DM: So Mike, give us the low-down on The Weather Channel if you would, please.
MZ: We launched in 1995 on the web as Weather.com. I think we secured the URL maybe even earlier than that so always wanted to be ahead of the curve so no surprise. On mobile, we started out in the US in 1999 with sites and then paid apps, Java and Brew, and video content, sold through carrier storefronts.
Lewis Gump, who is now at CNN, drove the mobile business, but I think it’s fair to say that from a company standpoint, we wanted to drive into emerging platforms to be everywhere for our users. I think the tipping point on mobile came with the launch of the iPhone, apps and the App Store, though in fact we launched on Android a couple of months before the iPhone. But on the iPhone, we were in the top 20 apps overall within two months, and since we launched our first app, we have had over 75m downloads globally across the iPhone, Android, iPad, Symbian, BlackBerry, Windows Phone and Palm.
DM: That’s a lot of platforms, are any of them falling off your radar as yet?
MZ: Nothing’s falling off the radar yet, because all of these platforms have different levels of reach in in different parts of the world.
DM: And what sort of user numbers are we looking at?
MZ: We reach more than one in every two consumers in the US through TV, the web and mobile - 175m people every month. We have been built off an obsession with the weather, being where everyone is, and being relevant. Weather affects everyone in the world, just in a different way. So our audience is massively varied, from the soccer mom to the business traveller to the storm-chaser. We pride ourselves on the accuracy of the information we provide. In the UK, for example, our forecasts are more local than the Met Office. Our technology is called TruPoint, and it delivers a grid of weather conditions for every 5 sq. km in the UK. So we have more reference points. We take a number of sources, and layer a grid on top of it, covering factors such as wind speed, terrain, elevation on a 15-minute cycle.

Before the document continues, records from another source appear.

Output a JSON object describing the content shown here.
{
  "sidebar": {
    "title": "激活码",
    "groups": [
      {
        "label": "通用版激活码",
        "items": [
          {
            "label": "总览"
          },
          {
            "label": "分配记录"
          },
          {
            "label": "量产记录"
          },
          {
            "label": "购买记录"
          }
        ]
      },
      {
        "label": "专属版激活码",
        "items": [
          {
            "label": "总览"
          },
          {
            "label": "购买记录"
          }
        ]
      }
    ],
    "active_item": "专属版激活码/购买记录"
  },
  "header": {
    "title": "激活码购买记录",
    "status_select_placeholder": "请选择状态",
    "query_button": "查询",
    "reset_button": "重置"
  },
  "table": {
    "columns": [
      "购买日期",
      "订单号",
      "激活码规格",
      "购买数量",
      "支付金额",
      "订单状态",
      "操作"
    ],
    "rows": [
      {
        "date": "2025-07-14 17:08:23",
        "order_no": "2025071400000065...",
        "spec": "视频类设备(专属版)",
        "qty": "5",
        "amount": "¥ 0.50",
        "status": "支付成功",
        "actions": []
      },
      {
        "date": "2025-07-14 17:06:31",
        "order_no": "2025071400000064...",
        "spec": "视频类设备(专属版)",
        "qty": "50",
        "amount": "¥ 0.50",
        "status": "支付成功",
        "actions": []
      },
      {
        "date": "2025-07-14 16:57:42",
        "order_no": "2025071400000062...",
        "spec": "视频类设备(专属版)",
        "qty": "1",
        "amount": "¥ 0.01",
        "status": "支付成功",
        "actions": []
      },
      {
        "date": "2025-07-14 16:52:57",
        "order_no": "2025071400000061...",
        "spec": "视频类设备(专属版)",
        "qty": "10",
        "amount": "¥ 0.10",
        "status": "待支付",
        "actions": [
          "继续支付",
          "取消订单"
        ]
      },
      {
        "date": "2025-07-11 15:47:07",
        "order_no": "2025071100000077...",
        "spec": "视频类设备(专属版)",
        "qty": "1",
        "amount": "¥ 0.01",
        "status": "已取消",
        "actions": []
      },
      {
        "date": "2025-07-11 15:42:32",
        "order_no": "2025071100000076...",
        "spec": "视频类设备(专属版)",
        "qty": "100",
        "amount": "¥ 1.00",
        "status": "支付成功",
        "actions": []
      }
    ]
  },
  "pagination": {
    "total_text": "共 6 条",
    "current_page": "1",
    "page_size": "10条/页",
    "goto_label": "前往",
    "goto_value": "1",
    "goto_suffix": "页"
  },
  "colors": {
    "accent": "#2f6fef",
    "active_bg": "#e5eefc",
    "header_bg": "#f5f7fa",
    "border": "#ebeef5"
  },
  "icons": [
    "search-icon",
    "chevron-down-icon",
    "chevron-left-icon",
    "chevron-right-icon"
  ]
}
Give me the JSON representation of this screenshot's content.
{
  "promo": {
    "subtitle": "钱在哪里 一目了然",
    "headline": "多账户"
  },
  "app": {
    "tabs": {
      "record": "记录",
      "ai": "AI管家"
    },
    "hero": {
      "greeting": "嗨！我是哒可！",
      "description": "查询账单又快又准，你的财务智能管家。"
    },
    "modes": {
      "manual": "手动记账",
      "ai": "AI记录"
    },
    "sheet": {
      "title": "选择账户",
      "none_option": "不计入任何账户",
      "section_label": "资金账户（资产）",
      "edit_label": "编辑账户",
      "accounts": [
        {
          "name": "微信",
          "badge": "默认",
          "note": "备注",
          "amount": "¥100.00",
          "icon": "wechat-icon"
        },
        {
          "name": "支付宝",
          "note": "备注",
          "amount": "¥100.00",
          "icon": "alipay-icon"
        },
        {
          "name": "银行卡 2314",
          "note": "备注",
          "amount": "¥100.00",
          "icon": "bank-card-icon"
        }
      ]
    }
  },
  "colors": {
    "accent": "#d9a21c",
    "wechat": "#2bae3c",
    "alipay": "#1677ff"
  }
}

DM: And in terms of how people access this information on mobile, is there any skew either towards the mobile web or apps?
MZ: There is a very heavy skew towards apps, 80/20, perhaps even higher. We have a very nice, state-of-the-art mobile site, but on mobile handsets, our users prefer apps. There’s a lot more mobile web activity on Tablets, however, because it’s a better experience.
DM: And what do you deliver on the Tablet, is it the full website, a mobile version or something in between?
MZ: It’s the full site.
DM: And what about your revenue streams?
MZ: It’s almost all advertising, though we do have some paid apps, but we may take another look at it, given the popularity of the freemium model now.
DM: And how is the advertising sold? Do you use an ad network?
MZ: No, we don’t use the networks, we handle it ourselves. Our sales team is led by Mike Nicholson, who was head of mobile at the Telegraph, and they try to leverage people’s engagement with the weather in their daily lives to produce richer communications.
DM: So specifically, things like hay fever tablets when the pollen count is high, winter clothes when the weather turns cold, that sort of thing?
MZ: Yes, exactly.
DM: And who are your advertisers?
MZ: We have a lot of big name advertisers - McDonalds, Honda, Kleenex, and lots of big retailers. And we can target by any type of weather condition - wind, rain, humidity, UV etc. We have one high street chemist who targets ads for sun block when the UV goes above a certain level. Then you have cafes, when it’s hot, serving an ad for a cold drink, and when it’s cold, for a hot drink. We would like to take this further and elevate the pitch to the point where we don’t just provide weather data, but we are an everyday tool for a content category that affects every part of your life.
DM: And what about emerging markets? You talk about weather being relevant to everyone’s lives, what about the farmer in India who may depend on accurate weather information for his livelihood?
MZ: Yes, we are interested in emerging markets, and we are working to localise that content to become relevant to those users. We are probably looking at different ads and advertisers, multinationals who are looking to invest in India for example. You might also be looking at other monetisation options, perhaps the content would be so valuable to the user that he would be prepared to pay for it.
DM: And how do you plan to grow the business moving forward?
MZ: A major part of our strategy is to work with big partners, so we are building relationships with platform providers and OEMs and grow out primarily through them. We have a number of preloads, such as the Apple Weather widget via Yahoo, and we also power widgets on some of the Google reference devices. And we have preloads with multiple OEMs in the States and we are looking to grow that out internationally.
Mike Zarrilli is VP, International, at The Weather Channel